Jenner & Block

Justices Urged to Review Denial of Police Officer’s Request for Religious Accommodation

The U.S. Supreme Court on Friday will consider hearing a case that questions whether civil servants, such as police officers and firefighters, deserve special consideration for on-the-job duties that may conflict with their religious beliefs.  A Jenner & Block team, led by Associate Jeremy M. Taylor, filed the petition on behalf of an Indiana police officer who was terminated when he refused to accept an assignment as a full-time gaming commission agent at a casino in Michigan City, IN.

The assignment conflicted with the officer’s Baptist faith which prohibits the facilitation of gambling, according to a recent article on the case in Legal Times.  Despite the officer’s request to be reassigned to other duties, he was terminated when he did not report to work at the casino.

The petition for writ of certiorari argues that the officer’s Title VII rights under the Civil Rights Act of 1964 were violated when he was not afforded “reasonable accommodations” for his religious practices.  Title VII requires employers to afford reasonable accommodations to various employee faiths.

The police officer, Benjamin P. Endres, Jr., filed a suit against the Indiana State Police, claiming that his civil rights were violated.  While a lower court determined that sovereign immunity did not bar the claim from being heard in federal court, the U.S. Court of Appeals for the Seventh Circuit overturned the lower court’s decision, ruling that it did not have to consider the sovereign immunity question because Mr. Endres, as a police officer, could not state a viable claim for accommodation under Title VII.

In its petition to the Court, the Firm wrote that the Seventh Circuit decision sets a dangerous civil rights precedent.  “This judicially-created exemption from the requirements of Title VII is wholly unsupported by the text or history of Title VII and threatens the religious freedom of public servants in the Seventh Circuit,” Mr. Taylor wrote in the brief.

“Such an unprecedented, illogical, and unnecessary holding should not be permitted to stand in defiance of Congress’s intent and in detriment to the religious freedom of our uniformed civil servants,” the brief concluded.

Partner Barry Levenstam, Co-Chair of the Firm's Appellate and Supreme Court Practice, supervised the work of Mr. Taylor and Associate Lee J. Strang, who also was instrumental in the preparation of and research for the brief.  The Jenner & Block team also worked closely with the Rutherford Institute, who serve as Of Counsel to Mr. Endres on the matter.

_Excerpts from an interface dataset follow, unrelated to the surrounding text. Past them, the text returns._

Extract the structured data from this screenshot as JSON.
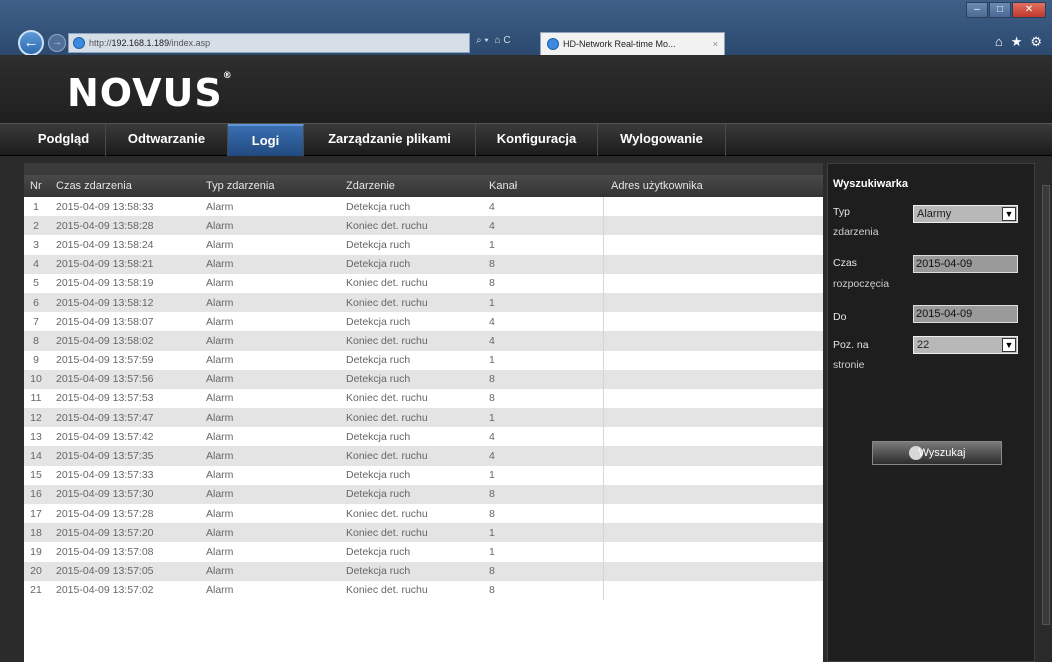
{
  "browser": {
    "url_prefix": "http://",
    "url_host": "192.168.1.189",
    "url_path": "/index.asp",
    "address_tools": [
      "⌕ ▾",
      "⌂ C"
    ],
    "tab_title": "HD-Network Real-time Mo...",
    "tab_close": "×"
  },
  "logo": {
    "text": "NOVUS",
    "mark": "®"
  },
  "menu": [
    {
      "label": "Podgląd",
      "active": false
    },
    {
      "label": "Odtwarzanie",
      "active": false
    },
    {
      "label": "Logi",
      "active": true
    },
    {
      "label": "Zarządzanie plikami",
      "active": false
    },
    {
      "label": "Konfiguracja",
      "active": false
    },
    {
      "label": "Wylogowanie",
      "active": false
    }
  ],
  "table": {
    "headers": [
      "Nr",
      "Czas zdarzenia",
      "Typ zdarzenia",
      "Zdarzenie",
      "Kanał",
      "Adres użytkownika"
    ],
    "rows": [
      [
        "1",
        "2015-04-09 13:58:33",
        "Alarm",
        "Detekcja ruch",
        "4",
        ""
      ],
      [
        "2",
        "2015-04-09 13:58:28",
        "Alarm",
        "Koniec det. ruchu",
        "4",
        ""
      ],
      [
        "3",
        "2015-04-09 13:58:24",
        "Alarm",
        "Detekcja ruch",
        "1",
        ""
      ],
      [
        "4",
        "2015-04-09 13:58:21",
        "Alarm",
        "Detekcja ruch",
        "8",
        ""
      ],
      [
        "5",
        "2015-04-09 13:58:19",
        "Alarm",
        "Koniec det. ruchu",
        "8",
        ""
      ],
      [
        "6",
        "2015-04-09 13:58:12",
        "Alarm",
        "Koniec det. ruchu",
        "1",
        ""
      ],
      [
        "7",
        "2015-04-09 13:58:07",
        "Alarm",
        "Detekcja ruch",
        "4",
        ""
      ],
      [
        "8",
        "2015-04-09 13:58:02",
        "Alarm",
        "Koniec det. ruchu",
        "4",
        ""
      ],
      [
        "9",
        "2015-04-09 13:57:59",
        "Alarm",
        "Detekcja ruch",
        "1",
        ""
      ],
      [
        "10",
        "2015-04-09 13:57:56",
        "Alarm",
        "Detekcja ruch",
        "8",
        ""
      ],
      [
        "11",
        "2015-04-09 13:57:53",
        "Alarm",
        "Koniec det. ruchu",
        "8",
        ""
      ],
      [
        "12",
        "2015-04-09 13:57:47",
        "Alarm",
        "Koniec det. ruchu",
        "1",
        ""
      ],
      [
        "13",
        "2015-04-09 13:57:42",
        "Alarm",
        "Detekcja ruch",
        "4",
        ""
      ],
      [
        "14",
        "2015-04-09 13:57:35",
        "Alarm",
        "Koniec det. ruchu",
        "4",
        ""
      ],
      [
        "15",
        "2015-04-09 13:57:33",
        "Alarm",
        "Detekcja ruch",
        "1",
        ""
      ],
      [
        "16",
        "2015-04-09 13:57:30",
        "Alarm",
        "Detekcja ruch",
        "8",
        ""
      ],
      [
        "17",
        "2015-04-09 13:57:28",
        "Alarm",
        "Koniec det. ruchu",
        "8",
        ""
      ],
      [
        "18",
        "2015-04-09 13:57:20",
        "Alarm",
        "Koniec det. ruchu",
        "1",
        ""
      ],
      [
        "19",
        "2015-04-09 13:57:08",
        "Alarm",
        "Detekcja ruch",
        "1",
        ""
      ],
      [
        "20",
        "2015-04-09 13:57:05",
        "Alarm",
        "Detekcja ruch",
        "8",
        ""
      ],
      [
        "21",
        "2015-04-09 13:57:02",
        "Alarm",
        "Koniec det. ruchu",
        "8",
        ""
      ]
    ]
  },
  "search": {
    "title": "Wyszukiwarka",
    "type_label_1": "Typ",
    "type_label_2": "zdarzenia",
    "type_value": "Alarmy",
    "start_label_1": "Czas",
    "start_label_2": "rozpoczęcia",
    "start_value": "2015-04-09",
    "end_label": "Do",
    "end_value": "2015-04-09",
    "per_page_label_1": "Poz. na",
    "per_page_label_2": "stronie",
    "per_page_value": "22",
    "button_label": "Wyszukaj"
  },
  "icons": {
    "back": "back-arrow-icon",
    "forward": "forward-arrow-icon",
    "home": "home-icon",
    "favorites": "star-icon",
    "settings": "gear-icon",
    "dropdown": "chevron-down-icon",
    "search": "magnifier-icon"
  }
}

The case is Endres v. Indiana State Police, No. 03-1183.

Please click here to view the Petition for Certiorari filed before the Court.